-- Extracted data follows --
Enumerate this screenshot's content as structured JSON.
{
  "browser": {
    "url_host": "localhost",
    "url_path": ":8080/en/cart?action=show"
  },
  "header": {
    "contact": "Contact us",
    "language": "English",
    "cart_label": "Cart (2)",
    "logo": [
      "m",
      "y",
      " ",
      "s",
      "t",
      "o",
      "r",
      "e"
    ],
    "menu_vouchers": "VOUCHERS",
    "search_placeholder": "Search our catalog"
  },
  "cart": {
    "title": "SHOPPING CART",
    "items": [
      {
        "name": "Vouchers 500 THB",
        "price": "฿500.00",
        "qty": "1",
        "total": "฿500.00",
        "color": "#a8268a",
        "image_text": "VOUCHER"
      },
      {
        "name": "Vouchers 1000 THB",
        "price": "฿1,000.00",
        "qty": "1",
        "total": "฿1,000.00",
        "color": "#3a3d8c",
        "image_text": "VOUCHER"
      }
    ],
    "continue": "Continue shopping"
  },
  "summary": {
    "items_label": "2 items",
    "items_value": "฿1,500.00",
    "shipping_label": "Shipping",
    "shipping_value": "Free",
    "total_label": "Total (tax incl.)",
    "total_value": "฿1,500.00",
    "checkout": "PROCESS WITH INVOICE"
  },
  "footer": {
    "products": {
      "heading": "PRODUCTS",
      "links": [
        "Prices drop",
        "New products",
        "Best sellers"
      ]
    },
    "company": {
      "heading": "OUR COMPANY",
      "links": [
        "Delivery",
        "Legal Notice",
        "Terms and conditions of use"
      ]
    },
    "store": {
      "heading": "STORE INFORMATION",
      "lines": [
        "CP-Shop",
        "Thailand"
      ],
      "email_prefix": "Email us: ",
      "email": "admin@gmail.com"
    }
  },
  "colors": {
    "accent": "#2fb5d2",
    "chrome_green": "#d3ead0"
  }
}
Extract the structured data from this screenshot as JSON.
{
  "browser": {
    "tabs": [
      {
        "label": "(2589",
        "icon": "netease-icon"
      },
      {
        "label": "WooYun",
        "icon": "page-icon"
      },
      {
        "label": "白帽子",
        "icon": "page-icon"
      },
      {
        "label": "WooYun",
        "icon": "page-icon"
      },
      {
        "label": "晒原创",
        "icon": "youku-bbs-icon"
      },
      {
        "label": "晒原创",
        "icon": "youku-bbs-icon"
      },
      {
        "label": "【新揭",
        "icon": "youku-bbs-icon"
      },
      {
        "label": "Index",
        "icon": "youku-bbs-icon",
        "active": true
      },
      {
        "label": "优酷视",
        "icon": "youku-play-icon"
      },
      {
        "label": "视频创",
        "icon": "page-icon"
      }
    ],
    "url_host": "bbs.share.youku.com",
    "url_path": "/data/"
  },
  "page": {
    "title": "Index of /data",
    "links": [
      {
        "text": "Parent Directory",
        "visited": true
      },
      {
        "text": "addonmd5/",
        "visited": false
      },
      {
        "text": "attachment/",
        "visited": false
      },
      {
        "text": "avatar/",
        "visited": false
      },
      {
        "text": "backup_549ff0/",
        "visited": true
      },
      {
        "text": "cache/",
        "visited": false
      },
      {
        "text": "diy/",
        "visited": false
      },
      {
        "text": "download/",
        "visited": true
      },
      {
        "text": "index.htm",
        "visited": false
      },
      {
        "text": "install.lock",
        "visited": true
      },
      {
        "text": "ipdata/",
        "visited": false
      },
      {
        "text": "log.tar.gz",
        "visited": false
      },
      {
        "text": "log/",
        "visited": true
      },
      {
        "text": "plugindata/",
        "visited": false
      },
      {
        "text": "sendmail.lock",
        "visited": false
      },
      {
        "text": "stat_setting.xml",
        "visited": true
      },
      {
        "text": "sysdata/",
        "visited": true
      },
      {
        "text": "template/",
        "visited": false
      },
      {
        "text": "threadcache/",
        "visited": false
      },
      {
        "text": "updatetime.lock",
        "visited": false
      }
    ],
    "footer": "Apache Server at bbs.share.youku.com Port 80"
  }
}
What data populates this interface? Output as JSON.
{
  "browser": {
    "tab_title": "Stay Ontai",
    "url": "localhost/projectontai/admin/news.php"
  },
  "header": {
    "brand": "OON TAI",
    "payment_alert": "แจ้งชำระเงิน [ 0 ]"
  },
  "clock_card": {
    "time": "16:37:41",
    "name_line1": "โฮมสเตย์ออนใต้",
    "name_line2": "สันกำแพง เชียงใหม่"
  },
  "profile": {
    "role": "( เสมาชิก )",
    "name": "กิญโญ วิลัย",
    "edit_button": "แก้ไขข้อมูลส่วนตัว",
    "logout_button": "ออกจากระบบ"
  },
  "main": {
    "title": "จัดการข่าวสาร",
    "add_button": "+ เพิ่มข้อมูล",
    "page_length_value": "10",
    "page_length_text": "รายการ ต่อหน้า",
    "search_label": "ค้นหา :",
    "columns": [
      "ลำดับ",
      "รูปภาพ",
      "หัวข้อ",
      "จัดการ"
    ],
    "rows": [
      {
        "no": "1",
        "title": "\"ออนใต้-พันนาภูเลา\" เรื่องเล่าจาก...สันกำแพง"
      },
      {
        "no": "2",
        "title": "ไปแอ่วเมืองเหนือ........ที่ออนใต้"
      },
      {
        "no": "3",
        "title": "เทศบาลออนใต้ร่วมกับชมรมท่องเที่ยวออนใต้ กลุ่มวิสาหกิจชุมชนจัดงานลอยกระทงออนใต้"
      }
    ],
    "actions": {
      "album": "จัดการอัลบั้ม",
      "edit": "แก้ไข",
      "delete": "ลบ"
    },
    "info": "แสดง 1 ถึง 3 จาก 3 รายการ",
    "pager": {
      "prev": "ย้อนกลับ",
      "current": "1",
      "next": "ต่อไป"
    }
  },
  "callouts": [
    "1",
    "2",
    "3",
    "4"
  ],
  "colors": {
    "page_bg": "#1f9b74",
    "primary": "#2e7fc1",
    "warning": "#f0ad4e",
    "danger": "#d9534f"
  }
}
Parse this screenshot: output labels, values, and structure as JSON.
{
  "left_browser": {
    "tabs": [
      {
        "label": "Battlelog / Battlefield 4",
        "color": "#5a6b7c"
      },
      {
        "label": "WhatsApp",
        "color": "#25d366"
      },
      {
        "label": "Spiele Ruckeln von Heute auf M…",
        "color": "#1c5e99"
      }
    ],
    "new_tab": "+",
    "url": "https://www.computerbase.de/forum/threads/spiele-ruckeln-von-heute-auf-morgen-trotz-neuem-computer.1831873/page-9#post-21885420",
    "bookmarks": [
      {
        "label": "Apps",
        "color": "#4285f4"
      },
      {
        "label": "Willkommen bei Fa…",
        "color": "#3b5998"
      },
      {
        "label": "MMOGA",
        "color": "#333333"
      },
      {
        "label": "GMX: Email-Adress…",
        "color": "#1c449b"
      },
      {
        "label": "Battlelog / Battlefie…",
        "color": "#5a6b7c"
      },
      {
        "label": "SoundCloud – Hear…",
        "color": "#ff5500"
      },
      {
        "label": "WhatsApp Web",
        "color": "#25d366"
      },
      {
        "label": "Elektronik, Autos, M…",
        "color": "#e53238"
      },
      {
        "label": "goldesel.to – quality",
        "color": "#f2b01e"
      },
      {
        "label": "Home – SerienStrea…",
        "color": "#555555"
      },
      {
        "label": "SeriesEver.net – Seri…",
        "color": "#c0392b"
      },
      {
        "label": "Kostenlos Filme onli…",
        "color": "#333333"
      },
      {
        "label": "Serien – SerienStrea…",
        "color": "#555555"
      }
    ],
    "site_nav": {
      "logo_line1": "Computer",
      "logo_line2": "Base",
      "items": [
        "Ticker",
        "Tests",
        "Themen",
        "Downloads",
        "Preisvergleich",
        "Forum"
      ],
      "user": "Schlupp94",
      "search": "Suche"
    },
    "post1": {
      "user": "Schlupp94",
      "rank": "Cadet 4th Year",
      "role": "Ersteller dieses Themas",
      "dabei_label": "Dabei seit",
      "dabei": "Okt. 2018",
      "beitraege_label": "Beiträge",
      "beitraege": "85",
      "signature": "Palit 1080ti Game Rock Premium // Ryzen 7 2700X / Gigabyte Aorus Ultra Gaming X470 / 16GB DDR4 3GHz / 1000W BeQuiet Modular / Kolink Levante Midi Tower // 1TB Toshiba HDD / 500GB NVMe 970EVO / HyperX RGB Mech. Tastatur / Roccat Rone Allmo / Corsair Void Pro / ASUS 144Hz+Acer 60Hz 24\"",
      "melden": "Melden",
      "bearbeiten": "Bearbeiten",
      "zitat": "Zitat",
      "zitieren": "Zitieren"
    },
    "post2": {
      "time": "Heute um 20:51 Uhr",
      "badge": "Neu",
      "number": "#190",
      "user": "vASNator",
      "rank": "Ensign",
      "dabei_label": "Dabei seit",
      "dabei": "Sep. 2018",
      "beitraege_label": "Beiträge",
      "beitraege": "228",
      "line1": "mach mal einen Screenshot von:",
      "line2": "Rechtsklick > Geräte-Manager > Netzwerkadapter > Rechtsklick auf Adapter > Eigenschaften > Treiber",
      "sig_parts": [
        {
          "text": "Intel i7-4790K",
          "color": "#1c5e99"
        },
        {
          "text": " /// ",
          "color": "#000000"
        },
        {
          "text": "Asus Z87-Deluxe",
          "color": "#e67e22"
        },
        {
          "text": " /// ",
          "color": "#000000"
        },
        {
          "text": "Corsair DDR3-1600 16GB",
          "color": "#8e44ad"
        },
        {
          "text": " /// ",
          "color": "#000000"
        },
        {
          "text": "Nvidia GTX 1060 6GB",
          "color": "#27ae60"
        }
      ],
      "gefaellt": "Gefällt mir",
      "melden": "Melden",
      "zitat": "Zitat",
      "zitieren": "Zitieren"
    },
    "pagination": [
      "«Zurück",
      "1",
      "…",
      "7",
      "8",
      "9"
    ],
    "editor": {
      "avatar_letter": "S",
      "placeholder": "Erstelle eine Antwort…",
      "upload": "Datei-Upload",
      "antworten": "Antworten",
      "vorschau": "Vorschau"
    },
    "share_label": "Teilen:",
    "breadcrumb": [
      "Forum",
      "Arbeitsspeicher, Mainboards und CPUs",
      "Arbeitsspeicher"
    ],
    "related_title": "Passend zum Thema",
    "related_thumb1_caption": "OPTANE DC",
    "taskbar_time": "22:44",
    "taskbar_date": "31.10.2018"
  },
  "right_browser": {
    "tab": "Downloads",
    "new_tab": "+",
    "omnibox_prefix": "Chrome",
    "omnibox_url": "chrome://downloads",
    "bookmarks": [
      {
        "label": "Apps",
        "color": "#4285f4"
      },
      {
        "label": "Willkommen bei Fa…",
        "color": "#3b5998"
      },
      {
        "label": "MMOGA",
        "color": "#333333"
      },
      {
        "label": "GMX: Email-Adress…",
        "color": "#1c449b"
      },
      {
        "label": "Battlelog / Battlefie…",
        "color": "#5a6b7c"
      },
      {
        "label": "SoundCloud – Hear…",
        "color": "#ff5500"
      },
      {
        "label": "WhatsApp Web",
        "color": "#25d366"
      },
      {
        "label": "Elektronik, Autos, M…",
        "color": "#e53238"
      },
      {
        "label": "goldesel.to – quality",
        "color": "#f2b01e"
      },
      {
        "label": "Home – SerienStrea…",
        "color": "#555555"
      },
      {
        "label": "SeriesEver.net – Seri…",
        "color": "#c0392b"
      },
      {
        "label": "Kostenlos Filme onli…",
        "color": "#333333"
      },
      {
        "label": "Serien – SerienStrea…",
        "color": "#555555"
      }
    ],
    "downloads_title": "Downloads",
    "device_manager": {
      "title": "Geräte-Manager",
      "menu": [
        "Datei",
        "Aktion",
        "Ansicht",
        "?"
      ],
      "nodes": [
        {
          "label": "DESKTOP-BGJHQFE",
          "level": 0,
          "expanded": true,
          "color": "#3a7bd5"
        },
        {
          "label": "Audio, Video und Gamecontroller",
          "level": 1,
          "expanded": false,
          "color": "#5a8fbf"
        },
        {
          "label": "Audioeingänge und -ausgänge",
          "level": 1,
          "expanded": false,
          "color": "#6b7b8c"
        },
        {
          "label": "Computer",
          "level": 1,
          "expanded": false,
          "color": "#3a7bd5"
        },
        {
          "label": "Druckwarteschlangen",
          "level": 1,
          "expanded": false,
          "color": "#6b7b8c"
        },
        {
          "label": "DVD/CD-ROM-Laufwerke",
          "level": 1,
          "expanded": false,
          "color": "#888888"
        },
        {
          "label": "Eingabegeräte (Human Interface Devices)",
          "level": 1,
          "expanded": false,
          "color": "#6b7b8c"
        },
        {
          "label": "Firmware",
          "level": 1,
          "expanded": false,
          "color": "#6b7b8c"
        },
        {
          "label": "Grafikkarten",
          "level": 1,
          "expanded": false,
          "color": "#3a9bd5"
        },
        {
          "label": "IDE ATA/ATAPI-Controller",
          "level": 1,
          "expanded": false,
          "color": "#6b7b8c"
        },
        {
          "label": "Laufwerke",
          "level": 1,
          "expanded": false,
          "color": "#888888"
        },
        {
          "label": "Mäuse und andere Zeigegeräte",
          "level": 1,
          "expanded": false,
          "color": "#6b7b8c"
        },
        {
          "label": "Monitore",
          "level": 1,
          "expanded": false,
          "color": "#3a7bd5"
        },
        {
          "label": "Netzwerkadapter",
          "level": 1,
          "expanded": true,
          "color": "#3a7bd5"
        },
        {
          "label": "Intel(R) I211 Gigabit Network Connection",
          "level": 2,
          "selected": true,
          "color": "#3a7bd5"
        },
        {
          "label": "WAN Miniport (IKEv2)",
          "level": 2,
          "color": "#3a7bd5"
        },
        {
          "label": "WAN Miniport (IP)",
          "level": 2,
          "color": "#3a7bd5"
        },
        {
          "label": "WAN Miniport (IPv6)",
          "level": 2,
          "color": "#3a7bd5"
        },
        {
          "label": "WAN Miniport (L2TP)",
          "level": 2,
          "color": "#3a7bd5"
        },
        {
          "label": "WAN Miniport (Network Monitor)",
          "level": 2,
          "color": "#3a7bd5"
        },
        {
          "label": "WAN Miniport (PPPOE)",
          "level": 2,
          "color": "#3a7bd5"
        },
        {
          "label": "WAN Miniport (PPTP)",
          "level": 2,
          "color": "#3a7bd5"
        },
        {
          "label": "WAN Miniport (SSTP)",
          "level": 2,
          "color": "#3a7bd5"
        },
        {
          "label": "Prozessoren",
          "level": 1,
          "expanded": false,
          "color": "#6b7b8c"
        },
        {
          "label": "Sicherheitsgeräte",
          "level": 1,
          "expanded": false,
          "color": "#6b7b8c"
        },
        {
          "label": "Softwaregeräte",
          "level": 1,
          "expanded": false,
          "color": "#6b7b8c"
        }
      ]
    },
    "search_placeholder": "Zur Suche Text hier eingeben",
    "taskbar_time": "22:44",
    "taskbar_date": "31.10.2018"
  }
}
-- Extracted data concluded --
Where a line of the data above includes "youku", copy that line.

        "icon": "youku-bbs-icon"
        "icon": "youku-bbs-icon"
        "icon": "youku-bbs-icon"
        "icon": "youku-bbs-icon",
        "icon": "youku-play-icon"
    "url_host": "bbs.share.youku.com",
    "footer": "Apache Server at bbs.share.youku.com Port 80"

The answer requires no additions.